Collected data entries
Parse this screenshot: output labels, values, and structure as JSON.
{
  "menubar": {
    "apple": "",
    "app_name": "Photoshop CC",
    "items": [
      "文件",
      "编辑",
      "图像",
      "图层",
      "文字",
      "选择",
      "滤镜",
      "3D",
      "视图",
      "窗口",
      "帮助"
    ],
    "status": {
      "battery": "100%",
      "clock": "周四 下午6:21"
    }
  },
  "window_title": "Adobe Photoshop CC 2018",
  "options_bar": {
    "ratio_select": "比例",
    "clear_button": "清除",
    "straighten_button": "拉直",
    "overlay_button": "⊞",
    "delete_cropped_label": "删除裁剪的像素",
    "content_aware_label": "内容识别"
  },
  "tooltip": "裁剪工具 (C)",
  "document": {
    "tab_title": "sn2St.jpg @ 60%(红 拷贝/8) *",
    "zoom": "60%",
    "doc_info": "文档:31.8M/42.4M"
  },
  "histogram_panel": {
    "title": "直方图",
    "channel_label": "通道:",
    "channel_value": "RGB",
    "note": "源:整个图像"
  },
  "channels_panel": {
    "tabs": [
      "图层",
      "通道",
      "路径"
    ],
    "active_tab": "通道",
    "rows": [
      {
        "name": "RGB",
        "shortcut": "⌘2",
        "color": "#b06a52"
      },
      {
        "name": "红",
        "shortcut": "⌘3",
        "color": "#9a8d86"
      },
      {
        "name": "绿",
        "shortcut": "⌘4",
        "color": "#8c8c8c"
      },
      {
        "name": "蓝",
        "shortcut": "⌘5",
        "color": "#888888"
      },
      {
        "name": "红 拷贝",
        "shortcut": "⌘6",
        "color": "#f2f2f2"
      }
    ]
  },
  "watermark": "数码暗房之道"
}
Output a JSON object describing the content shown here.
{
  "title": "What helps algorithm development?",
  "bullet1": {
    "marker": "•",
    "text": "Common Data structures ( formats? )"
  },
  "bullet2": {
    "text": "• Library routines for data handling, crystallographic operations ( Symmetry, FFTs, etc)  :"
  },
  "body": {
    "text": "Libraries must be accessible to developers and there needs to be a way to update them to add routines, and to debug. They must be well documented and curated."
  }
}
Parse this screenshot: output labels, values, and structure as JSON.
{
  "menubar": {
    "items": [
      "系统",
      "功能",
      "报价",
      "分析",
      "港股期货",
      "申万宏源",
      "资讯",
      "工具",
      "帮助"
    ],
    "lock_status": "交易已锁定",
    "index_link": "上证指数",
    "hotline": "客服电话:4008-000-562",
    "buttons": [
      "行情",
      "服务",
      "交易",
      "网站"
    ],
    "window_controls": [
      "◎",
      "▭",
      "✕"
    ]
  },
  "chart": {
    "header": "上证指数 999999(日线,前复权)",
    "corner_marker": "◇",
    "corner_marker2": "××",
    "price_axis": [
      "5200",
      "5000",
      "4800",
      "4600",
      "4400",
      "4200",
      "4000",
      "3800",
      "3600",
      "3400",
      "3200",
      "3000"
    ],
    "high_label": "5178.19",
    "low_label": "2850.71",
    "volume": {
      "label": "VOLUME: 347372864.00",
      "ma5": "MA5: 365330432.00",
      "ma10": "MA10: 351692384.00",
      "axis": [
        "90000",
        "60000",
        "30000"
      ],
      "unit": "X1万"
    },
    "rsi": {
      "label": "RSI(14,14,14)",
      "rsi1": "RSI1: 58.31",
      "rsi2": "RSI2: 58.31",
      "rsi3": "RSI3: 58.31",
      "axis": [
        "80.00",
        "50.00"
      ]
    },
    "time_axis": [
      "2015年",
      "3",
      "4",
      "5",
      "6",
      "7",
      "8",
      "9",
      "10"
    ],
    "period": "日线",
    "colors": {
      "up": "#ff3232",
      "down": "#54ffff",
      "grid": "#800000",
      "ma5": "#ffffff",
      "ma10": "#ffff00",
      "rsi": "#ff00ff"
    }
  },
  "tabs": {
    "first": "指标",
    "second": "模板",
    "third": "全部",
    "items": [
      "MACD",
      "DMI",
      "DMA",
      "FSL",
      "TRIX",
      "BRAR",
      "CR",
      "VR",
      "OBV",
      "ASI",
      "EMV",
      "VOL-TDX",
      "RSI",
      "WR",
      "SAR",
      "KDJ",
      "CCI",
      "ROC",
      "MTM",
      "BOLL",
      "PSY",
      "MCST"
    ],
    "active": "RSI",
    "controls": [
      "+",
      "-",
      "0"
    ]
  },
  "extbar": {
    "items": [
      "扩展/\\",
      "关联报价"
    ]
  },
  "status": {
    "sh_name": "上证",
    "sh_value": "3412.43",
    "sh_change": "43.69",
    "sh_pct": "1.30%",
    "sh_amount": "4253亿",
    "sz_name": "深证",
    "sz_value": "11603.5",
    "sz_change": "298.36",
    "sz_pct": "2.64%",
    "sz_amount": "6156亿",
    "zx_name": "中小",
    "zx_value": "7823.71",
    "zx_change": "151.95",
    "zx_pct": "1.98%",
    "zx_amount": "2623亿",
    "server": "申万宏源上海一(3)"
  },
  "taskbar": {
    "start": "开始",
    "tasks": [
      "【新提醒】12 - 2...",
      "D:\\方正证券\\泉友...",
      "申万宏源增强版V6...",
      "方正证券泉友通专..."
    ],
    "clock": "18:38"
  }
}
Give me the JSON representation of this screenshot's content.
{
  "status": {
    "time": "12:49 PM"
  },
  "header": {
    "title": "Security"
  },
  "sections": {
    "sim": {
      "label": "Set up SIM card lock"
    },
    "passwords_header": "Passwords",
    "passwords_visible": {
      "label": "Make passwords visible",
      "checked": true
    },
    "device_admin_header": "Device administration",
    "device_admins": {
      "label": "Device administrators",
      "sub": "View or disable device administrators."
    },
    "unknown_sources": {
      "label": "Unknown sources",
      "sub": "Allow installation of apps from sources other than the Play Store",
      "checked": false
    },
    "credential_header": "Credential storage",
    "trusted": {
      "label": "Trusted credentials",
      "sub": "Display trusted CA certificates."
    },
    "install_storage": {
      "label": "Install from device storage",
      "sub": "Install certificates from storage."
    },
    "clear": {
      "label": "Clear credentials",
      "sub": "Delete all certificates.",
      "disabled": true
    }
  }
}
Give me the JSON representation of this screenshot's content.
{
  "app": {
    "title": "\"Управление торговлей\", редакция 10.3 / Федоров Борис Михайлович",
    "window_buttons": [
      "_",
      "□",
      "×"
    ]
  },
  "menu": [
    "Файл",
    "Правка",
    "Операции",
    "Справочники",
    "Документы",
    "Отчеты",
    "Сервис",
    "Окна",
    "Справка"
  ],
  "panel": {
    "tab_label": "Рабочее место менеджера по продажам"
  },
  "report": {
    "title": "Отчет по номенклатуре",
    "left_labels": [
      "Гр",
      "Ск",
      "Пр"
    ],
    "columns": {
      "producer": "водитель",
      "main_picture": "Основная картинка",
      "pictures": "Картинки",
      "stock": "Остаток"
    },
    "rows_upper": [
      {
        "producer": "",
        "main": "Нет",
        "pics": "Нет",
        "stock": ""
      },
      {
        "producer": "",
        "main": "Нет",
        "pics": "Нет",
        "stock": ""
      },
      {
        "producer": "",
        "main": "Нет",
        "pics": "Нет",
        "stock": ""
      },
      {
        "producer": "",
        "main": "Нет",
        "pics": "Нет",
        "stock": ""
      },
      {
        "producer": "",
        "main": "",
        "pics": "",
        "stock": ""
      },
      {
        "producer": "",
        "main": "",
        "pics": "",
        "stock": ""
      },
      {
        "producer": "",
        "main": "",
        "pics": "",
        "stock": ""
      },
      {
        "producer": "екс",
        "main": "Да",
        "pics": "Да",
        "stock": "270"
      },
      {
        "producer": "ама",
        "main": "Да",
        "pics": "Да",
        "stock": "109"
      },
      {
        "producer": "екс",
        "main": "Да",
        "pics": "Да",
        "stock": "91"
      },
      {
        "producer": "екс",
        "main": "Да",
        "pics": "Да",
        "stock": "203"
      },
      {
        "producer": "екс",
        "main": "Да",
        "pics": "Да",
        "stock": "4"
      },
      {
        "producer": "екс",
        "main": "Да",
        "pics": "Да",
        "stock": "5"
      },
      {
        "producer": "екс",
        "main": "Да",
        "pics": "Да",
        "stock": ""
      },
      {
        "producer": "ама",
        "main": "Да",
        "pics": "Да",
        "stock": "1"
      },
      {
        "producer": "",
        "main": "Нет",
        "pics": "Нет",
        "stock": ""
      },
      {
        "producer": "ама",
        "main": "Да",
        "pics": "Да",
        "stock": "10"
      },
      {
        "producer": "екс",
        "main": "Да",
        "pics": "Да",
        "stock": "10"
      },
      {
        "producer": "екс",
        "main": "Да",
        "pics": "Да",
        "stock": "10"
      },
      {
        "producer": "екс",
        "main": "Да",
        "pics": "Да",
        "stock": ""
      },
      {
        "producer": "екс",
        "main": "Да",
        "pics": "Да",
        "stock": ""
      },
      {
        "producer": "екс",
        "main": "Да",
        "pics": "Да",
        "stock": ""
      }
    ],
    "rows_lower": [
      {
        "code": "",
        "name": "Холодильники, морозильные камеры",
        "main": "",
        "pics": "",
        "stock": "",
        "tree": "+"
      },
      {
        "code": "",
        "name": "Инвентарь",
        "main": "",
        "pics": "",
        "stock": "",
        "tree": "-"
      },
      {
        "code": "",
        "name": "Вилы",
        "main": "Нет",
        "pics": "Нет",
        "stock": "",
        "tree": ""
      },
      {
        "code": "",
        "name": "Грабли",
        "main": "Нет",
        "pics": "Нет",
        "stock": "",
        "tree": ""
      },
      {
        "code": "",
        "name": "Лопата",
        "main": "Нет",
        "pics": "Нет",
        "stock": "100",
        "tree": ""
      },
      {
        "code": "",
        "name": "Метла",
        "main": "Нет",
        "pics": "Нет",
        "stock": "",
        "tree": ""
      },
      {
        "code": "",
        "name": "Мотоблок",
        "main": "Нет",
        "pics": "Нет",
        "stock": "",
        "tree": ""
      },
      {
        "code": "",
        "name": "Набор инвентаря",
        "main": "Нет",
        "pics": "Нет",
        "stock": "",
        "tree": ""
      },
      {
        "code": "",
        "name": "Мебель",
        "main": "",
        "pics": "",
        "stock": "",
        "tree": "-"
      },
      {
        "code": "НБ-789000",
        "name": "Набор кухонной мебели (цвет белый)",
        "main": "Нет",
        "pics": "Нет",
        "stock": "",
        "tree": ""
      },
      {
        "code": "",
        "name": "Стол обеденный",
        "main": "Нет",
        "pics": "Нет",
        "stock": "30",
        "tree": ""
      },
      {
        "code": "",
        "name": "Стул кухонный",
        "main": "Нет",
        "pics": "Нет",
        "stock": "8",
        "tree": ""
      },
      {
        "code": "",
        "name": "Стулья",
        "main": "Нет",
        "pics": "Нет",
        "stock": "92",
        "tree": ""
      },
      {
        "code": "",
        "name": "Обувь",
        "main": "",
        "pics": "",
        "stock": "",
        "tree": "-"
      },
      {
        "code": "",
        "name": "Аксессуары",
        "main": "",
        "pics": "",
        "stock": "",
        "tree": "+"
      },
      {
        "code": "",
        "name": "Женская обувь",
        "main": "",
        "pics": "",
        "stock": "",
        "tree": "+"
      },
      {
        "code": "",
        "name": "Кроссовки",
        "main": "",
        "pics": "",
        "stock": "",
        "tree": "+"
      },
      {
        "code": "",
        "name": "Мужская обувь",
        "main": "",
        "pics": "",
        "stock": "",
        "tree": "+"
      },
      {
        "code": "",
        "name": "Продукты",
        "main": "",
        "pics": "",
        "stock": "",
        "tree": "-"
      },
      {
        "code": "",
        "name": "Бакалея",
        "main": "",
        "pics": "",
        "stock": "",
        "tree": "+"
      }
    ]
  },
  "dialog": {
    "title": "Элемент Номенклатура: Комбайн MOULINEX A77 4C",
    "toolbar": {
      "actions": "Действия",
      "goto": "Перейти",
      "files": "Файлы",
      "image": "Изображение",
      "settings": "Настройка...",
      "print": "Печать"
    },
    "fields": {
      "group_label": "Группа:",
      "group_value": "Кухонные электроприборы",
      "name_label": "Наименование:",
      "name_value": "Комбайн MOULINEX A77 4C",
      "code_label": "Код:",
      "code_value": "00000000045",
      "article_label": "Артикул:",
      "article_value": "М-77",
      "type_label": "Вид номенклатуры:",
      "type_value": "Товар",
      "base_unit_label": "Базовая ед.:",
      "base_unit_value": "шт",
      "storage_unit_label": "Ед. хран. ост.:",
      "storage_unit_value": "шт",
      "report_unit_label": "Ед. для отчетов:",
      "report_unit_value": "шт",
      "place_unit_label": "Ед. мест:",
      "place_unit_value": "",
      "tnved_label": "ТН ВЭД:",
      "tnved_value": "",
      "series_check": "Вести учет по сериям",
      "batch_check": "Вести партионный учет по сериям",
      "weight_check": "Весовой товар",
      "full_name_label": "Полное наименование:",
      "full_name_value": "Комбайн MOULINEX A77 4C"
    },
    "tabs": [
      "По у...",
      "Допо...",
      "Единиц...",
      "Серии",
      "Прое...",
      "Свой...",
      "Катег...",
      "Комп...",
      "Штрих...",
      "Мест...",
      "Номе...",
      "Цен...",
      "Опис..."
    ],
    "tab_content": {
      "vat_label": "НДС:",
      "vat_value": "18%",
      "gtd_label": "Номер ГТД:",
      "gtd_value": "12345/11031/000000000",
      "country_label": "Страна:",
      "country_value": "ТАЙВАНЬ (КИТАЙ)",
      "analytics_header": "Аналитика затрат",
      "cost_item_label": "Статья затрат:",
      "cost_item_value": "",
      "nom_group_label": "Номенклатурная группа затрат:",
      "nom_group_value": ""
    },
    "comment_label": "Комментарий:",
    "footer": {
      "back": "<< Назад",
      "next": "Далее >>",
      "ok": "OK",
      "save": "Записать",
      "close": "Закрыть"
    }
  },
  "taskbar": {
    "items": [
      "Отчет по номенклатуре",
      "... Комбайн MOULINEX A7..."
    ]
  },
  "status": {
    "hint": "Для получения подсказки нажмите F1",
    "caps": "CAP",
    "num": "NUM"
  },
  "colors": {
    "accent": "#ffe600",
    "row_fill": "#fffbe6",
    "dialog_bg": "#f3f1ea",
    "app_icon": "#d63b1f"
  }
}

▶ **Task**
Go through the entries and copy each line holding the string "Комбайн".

▶ **Response box**
    "title": "Элемент Номенклатура: Комбайн MOULINEX A77 4C",
      "name_value": "Комбайн MOULINEX A77 4C",
      "full_name_value": "Комбайн MOULINEX A77 4C"
      "... Комбайн MOULINEX A7..."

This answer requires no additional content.